## Work request
An accurate, complete copy of the records below is required.

== Dataset records

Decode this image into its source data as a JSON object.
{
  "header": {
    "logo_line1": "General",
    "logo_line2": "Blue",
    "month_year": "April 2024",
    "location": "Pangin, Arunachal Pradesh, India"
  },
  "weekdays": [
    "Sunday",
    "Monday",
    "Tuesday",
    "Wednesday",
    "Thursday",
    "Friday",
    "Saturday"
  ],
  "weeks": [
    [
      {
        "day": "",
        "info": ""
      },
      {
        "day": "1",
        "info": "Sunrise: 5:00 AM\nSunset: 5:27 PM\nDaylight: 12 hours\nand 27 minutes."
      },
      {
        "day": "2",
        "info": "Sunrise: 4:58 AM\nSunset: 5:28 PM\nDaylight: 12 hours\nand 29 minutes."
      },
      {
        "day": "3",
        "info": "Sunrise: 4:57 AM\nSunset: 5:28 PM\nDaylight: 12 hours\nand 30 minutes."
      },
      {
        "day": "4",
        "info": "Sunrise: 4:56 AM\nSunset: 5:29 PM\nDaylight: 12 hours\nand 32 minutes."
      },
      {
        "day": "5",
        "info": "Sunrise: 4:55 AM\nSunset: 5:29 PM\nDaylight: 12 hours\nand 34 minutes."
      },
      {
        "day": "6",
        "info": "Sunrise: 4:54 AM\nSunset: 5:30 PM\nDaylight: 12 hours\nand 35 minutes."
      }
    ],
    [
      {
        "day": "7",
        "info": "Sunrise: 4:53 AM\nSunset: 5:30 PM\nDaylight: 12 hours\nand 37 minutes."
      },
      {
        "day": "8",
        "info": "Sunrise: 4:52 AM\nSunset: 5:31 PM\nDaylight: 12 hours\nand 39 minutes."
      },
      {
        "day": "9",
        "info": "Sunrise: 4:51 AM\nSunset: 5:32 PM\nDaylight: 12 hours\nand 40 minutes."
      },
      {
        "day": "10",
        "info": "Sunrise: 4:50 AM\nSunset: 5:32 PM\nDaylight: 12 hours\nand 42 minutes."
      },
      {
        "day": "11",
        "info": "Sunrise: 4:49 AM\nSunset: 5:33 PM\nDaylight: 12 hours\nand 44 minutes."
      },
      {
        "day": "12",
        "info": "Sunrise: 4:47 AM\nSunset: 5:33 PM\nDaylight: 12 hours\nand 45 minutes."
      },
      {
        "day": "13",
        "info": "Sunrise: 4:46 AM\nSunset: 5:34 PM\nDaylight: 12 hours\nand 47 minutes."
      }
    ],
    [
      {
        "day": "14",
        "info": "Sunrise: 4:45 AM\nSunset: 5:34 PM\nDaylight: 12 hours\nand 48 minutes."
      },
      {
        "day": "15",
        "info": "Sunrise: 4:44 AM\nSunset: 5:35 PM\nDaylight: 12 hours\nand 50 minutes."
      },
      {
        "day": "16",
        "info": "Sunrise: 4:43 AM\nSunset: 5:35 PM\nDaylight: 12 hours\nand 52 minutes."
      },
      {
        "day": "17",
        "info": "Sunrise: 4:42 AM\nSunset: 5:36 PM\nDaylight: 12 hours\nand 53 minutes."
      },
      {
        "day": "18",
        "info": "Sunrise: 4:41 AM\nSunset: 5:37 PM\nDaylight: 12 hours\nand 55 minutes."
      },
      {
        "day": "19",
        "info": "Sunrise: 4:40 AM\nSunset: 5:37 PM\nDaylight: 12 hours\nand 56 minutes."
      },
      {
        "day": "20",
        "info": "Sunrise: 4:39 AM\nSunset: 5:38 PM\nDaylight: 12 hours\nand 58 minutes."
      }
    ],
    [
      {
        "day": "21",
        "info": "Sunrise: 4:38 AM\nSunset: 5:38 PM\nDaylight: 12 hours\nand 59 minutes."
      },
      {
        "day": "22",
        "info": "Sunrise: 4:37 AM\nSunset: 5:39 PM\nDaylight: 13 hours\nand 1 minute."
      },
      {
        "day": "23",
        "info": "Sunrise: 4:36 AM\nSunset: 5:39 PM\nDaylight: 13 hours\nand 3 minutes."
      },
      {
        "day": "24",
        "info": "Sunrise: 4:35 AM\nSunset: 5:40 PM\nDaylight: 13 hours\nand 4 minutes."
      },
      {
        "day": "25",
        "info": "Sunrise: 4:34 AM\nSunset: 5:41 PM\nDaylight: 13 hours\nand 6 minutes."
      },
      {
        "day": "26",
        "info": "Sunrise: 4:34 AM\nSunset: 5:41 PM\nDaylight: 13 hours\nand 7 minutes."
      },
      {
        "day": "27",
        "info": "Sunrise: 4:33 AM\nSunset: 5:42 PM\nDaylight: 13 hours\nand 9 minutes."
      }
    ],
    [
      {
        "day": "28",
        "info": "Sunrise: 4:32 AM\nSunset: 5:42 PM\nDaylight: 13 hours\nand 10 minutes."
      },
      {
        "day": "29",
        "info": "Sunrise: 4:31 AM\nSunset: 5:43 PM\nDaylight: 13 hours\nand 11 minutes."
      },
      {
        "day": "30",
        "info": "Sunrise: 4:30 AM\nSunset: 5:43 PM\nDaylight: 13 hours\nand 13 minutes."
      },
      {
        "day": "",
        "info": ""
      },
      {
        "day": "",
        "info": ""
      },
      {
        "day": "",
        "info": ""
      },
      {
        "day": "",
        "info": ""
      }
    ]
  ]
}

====

## Answer area
Decode this image into its source data as a JSON object.
{
  "header": {
    "logo_line1": "General",
    "logo_line2": "Blue",
    "month_year": "April 2024",
    "location": "Pangin, Arunachal Pradesh, India"
  },
  "weekdays": [
    "Sunday",
    "Monday",
    "Tuesday",
    "Wednesday",
    "Thursday",
    "Friday",
    "Saturday"
  ],
  "weeks": [
    [
      {
        "day": "",
        "info": ""
      },
      {
        "day": "1",
        "info": "Sunrise: 5:00 AM\nSunset: 5:27 PM\nDaylight: 12 hours\nand 27 minutes."
      },
      {
        "day": "2",
        "info": "Sunrise: 4:58 AM\nSunset: 5:28 PM\nDaylight: 12 hours\nand 29 minutes."
      },
      {
        "day": "3",
        "info": "Sunrise: 4:57 AM\nSunset: 5:28 PM\nDaylight: 12 hours\nand 30 minutes."
      },
      {
        "day": "4",
        "info": "Sunrise: 4:56 AM\nSunset: 5:29 PM\nDaylight: 12 hours\nand 32 minutes."
      },
      {
        "day": "5",
        "info": "Sunrise: 4:55 AM\nSunset: 5:29 PM\nDaylight: 12 hours\nand 34 minutes."
      },
      {
        "day": "6",
        "info": "Sunrise: 4:54 AM\nSunset: 5:30 PM\nDaylight: 12 hours\nand 35 minutes."
      }
    ],
    [
      {
        "day": "7",
        "info": "Sunrise: 4:53 AM\nSunset: 5:30 PM\nDaylight: 12 hours\nand 37 minutes."
      },
      {
        "day": "8",
        "info": "Sunrise: 4:52 AM\nSunset: 5:31 PM\nDaylight: 12 hours\nand 39 minutes."
      },
      {
        "day": "9",
        "info": "Sunrise: 4:51 AM\nSunset: 5:32 PM\nDaylight: 12 hours\nand 40 minutes."
      },
      {
        "day": "10",
        "info": "Sunrise: 4:50 AM\nSunset: 5:32 PM\nDaylight: 12 hours\nand 42 minutes."
      },
      {
        "day": "11",
        "info": "Sunrise: 4:49 AM\nSunset: 5:33 PM\nDaylight: 12 hours\nand 44 minutes."
      },
      {
        "day": "12",
        "info": "Sunrise: 4:47 AM\nSunset: 5:33 PM\nDaylight: 12 hours\nand 45 minutes."
      },
      {
        "day": "13",
        "info": "Sunrise: 4:46 AM\nSunset: 5:34 PM\nDaylight: 12 hours\nand 47 minutes."
      }
    ],
    [
      {
        "day": "14",
        "info": "Sunrise: 4:45 AM\nSunset: 5:34 PM\nDaylight: 12 hours\nand 48 minutes."
      },
      {
        "day": "15",
        "info": "Sunrise: 4:44 AM\nSunset: 5:35 PM\nDaylight: 12 hours\nand 50 minutes."
      },
      {
        "day": "16",
        "info": "Sunrise: 4:43 AM\nSunset: 5:35 PM\nDaylight: 12 hours\nand 52 minutes."
      },
      {
        "day": "17",
        "info": "Sunrise: 4:42 AM\nSunset: 5:36 PM\nDaylight: 12 hours\nand 53 minutes."
      },
      {
        "day": "18",
        "info": "Sunrise: 4:41 AM\nSunset: 5:37 PM\nDaylight: 12 hours\nand 55 minutes."
      },
      {
        "day": "19",
        "info": "Sunrise: 4:40 AM\nSunset: 5:37 PM\nDaylight: 12 hours\nand 56 minutes."
      },
      {
        "day": "20",
        "info": "Sunrise: 4:39 AM\nSunset: 5:38 PM\nDaylight: 12 hours\nand 58 minutes."
      }
    ],
    [
      {
        "day": "21",
        "info": "Sunrise: 4:38 AM\nSunset: 5:38 PM\nDaylight: 12 hours\nand 59 minutes."
      },
      {
        "day": "22",
        "info": "Sunrise: 4:37 AM\nSunset: 5:39 PM\nDaylight: 13 hours\nand 1 minute."
      },
      {
        "day": "23",
        "info": "Sunrise: 4:36 AM\nSunset: 5:39 PM\nDaylight: 13 hours\nand 3 minutes."
      },
      {
        "day": "24",
        "info": "Sunrise: 4:35 AM\nSunset: 5:40 PM\nDaylight: 13 hours\nand 4 minutes."
      },
      {
        "day": "25",
        "info": "Sunrise: 4:34 AM\nSunset: 5:41 PM\nDaylight: 13 hours\nand 6 minutes."
      },
      {
        "day": "26",
        "info": "Sunrise: 4:34 AM\nSunset: 5:41 PM\nDaylight: 13 hours\nand 7 minutes."
      },
      {
        "day": "27",
        "info": "Sunrise: 4:33 AM\nSunset: 5:42 PM\nDaylight: 13 hours\nand 9 minutes."
      }
    ],
    [
      {
        "day": "28",
        "info": "Sunrise: 4:32 AM\nSunset: 5:42 PM\nDaylight: 13 hours\nand 10 minutes."
      },
      {
        "day": "29",
        "info": "Sunrise: 4:31 AM\nSunset: 5:43 PM\nDaylight: 13 hours\nand 11 minutes."
      },
      {
        "day": "30",
        "info": "Sunrise: 4:30 AM\nSunset: 5:43 PM\nDaylight: 13 hours\nand 13 minutes."
      },
      {
        "day": "",
        "info": ""
      },
      {
        "day": "",
        "info": ""
      },
      {
        "day": "",
        "info": ""
      },
      {
        "day": "",
        "info": ""
      }
    ]
  ]
}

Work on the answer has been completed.